▶ **Data records for software interfaces**:
--- --- ---

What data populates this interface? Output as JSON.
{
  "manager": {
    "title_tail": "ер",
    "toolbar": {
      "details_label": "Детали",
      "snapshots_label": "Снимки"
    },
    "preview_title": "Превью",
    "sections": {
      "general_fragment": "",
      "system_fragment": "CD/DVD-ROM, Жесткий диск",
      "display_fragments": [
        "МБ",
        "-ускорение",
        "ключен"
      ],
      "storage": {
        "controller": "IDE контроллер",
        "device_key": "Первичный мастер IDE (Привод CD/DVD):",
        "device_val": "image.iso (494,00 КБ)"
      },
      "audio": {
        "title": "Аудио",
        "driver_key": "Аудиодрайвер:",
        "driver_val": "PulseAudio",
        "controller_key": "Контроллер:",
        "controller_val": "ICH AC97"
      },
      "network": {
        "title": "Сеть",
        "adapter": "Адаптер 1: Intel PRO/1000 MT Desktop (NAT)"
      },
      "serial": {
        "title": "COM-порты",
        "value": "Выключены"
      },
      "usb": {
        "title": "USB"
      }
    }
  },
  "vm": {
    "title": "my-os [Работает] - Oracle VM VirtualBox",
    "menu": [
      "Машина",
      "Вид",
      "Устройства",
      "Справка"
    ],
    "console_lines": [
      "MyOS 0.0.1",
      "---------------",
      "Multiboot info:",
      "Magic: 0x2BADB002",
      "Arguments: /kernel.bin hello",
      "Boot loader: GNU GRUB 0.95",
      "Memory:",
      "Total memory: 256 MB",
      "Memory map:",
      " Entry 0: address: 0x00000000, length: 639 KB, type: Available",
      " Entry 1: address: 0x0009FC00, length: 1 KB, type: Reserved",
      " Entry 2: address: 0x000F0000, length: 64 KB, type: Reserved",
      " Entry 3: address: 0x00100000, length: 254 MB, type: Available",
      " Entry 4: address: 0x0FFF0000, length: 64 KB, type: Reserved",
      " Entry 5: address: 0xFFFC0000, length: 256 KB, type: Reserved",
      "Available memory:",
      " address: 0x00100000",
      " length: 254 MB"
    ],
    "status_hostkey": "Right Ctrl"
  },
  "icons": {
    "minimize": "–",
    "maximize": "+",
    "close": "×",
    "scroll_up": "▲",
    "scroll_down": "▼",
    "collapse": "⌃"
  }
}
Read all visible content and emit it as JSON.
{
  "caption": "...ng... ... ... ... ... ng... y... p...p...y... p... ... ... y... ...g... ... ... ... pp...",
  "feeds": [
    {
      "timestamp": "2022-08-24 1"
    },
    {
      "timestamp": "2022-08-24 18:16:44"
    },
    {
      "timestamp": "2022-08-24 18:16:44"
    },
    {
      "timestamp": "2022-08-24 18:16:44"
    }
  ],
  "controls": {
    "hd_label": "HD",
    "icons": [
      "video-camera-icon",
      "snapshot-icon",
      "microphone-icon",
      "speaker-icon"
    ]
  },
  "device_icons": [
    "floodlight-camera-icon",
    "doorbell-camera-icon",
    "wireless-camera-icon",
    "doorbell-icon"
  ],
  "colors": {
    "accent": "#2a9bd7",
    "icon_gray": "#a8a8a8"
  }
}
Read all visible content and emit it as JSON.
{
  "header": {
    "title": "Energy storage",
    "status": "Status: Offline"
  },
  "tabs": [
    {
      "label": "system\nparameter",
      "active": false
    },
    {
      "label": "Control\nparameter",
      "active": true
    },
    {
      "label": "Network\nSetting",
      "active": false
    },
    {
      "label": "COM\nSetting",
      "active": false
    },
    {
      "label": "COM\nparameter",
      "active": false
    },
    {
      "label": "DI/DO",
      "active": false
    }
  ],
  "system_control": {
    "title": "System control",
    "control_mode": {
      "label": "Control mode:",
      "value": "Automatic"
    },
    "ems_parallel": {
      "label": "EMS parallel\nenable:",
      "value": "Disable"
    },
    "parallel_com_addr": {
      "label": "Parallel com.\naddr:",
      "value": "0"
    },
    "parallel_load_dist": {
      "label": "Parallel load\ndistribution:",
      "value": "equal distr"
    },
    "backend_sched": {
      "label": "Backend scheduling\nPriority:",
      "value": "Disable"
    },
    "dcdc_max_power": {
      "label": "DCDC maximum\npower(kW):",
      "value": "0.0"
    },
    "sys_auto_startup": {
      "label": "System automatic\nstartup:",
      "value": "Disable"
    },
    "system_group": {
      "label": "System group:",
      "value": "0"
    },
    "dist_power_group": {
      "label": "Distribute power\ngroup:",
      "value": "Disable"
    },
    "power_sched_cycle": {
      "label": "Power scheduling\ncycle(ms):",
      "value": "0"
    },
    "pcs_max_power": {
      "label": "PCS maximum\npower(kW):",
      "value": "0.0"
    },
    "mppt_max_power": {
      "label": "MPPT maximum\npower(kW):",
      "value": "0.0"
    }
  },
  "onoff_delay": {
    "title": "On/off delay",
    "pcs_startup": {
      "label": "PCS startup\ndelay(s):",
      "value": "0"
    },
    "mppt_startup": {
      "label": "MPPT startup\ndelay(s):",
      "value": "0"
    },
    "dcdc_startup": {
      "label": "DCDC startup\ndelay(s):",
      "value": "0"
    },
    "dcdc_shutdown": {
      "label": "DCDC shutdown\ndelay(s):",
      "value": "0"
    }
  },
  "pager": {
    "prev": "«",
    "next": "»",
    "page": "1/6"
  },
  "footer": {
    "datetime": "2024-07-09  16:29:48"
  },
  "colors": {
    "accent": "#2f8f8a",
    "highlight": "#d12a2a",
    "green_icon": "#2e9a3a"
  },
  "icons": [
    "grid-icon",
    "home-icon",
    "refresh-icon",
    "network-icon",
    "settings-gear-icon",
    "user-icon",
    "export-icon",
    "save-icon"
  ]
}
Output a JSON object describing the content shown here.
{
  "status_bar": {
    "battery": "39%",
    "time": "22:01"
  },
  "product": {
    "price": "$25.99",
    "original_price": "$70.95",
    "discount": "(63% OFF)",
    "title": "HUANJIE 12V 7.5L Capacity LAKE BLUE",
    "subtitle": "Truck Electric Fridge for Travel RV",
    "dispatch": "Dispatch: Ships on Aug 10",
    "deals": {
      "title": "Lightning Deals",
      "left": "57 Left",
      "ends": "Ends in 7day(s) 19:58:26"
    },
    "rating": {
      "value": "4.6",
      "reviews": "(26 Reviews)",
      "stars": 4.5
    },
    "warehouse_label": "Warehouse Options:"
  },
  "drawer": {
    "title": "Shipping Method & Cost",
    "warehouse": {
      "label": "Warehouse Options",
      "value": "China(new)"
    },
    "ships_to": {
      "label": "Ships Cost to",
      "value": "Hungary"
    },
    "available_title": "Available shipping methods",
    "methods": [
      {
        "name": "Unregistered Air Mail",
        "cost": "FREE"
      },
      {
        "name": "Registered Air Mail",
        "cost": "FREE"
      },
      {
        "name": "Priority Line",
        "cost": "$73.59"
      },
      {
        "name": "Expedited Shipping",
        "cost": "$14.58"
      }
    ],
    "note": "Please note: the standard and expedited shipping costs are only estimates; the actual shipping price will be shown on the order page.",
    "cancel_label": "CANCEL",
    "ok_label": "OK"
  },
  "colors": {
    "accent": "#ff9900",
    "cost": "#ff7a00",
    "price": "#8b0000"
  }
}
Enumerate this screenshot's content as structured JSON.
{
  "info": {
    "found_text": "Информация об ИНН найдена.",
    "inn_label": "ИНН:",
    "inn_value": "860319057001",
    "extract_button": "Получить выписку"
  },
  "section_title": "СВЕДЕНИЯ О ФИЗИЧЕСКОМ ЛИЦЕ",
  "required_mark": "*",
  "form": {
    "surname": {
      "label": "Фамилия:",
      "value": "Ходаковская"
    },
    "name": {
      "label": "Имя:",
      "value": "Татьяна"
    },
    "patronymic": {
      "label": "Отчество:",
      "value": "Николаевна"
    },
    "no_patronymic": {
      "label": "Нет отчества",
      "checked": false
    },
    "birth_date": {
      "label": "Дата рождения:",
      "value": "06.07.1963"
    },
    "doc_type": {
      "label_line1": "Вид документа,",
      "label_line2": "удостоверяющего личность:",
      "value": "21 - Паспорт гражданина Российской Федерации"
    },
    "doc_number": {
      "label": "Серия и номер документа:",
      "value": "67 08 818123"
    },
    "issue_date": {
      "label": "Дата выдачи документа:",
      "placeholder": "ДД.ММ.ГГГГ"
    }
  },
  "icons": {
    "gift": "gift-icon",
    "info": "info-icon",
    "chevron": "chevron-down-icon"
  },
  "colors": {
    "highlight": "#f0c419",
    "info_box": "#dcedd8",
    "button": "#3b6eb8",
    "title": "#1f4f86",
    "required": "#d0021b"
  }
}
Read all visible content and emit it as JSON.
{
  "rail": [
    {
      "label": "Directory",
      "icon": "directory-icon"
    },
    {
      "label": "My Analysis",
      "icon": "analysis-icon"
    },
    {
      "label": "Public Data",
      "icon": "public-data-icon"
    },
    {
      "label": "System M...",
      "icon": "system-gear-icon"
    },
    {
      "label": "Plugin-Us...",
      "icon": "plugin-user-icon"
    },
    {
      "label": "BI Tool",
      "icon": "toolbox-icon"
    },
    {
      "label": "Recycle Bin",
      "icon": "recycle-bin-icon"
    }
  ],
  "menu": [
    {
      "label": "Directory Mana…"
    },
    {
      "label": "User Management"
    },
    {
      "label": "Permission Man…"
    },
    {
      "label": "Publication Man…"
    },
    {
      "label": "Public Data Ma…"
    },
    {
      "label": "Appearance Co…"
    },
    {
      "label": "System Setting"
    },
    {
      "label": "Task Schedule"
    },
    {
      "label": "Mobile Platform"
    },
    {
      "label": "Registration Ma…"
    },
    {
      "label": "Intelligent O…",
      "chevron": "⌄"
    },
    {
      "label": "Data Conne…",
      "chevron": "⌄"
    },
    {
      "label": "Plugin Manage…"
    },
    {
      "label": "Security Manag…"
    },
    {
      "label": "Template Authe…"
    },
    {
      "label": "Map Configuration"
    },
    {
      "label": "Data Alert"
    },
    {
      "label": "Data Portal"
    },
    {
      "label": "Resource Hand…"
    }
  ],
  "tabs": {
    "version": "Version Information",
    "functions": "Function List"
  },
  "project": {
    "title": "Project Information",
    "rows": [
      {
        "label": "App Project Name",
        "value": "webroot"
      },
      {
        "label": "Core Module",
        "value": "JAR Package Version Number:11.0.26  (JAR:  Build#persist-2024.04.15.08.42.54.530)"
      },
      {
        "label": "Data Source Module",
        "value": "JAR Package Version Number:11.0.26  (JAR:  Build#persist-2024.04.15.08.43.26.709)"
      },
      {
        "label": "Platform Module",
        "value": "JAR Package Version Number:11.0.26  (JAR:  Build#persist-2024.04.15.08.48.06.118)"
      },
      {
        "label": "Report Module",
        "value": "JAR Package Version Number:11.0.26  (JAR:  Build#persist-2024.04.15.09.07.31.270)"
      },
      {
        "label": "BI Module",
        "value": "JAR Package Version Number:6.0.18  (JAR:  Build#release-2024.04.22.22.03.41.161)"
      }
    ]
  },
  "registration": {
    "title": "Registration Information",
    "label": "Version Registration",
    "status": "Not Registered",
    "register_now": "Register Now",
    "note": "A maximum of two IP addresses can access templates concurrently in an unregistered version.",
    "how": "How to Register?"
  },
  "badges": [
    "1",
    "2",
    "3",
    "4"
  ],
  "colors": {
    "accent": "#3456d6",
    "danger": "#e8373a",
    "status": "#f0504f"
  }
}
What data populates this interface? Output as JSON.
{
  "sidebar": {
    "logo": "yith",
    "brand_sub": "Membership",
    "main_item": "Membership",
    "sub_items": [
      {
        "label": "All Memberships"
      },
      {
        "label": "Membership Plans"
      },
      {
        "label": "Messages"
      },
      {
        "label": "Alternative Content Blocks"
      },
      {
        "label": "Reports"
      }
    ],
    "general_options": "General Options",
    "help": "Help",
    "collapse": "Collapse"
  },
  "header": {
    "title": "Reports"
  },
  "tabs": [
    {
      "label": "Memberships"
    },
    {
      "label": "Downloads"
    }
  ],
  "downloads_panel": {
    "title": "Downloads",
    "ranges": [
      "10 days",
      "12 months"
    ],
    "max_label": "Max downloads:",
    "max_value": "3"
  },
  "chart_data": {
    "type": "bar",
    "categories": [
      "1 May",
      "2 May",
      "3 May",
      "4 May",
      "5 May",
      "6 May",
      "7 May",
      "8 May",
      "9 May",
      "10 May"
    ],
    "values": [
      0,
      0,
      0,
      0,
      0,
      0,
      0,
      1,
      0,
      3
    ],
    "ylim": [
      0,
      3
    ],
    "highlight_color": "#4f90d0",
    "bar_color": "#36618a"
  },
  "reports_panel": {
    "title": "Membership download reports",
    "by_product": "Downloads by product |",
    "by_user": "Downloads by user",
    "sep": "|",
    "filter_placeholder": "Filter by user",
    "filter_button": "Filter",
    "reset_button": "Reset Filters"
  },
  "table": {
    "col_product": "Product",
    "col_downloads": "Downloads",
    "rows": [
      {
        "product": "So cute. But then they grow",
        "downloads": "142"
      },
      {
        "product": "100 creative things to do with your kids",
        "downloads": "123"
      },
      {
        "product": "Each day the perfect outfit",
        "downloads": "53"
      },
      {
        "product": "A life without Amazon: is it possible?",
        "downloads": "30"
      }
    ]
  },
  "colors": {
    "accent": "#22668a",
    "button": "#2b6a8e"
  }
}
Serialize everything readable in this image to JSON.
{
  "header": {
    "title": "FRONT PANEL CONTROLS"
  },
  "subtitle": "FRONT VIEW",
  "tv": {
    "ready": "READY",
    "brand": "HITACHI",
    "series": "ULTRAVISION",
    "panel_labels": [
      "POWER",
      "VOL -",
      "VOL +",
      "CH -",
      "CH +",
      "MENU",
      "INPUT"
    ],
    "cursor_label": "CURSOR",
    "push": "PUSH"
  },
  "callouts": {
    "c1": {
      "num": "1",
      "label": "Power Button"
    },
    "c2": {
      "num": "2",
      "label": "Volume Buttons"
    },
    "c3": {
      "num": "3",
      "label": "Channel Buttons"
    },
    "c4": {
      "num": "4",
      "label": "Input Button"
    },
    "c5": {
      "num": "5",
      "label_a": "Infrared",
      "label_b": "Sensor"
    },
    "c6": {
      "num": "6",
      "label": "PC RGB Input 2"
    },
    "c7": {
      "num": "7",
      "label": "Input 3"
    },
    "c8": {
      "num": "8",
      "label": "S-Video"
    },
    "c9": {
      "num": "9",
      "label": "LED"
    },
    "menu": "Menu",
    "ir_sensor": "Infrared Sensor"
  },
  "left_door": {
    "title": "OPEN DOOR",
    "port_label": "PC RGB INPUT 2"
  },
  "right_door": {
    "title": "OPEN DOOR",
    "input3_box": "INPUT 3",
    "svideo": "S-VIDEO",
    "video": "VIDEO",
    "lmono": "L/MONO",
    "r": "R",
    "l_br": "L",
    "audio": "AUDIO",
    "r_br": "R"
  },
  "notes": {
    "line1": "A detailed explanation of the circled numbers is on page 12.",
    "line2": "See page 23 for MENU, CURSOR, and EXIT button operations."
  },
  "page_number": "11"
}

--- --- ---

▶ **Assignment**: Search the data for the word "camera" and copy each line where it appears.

▶ **Expected answer**:
      "video-camera-icon",
    "floodlight-camera-icon",
    "doorbell-camera-icon",
    "wireless-camera-icon",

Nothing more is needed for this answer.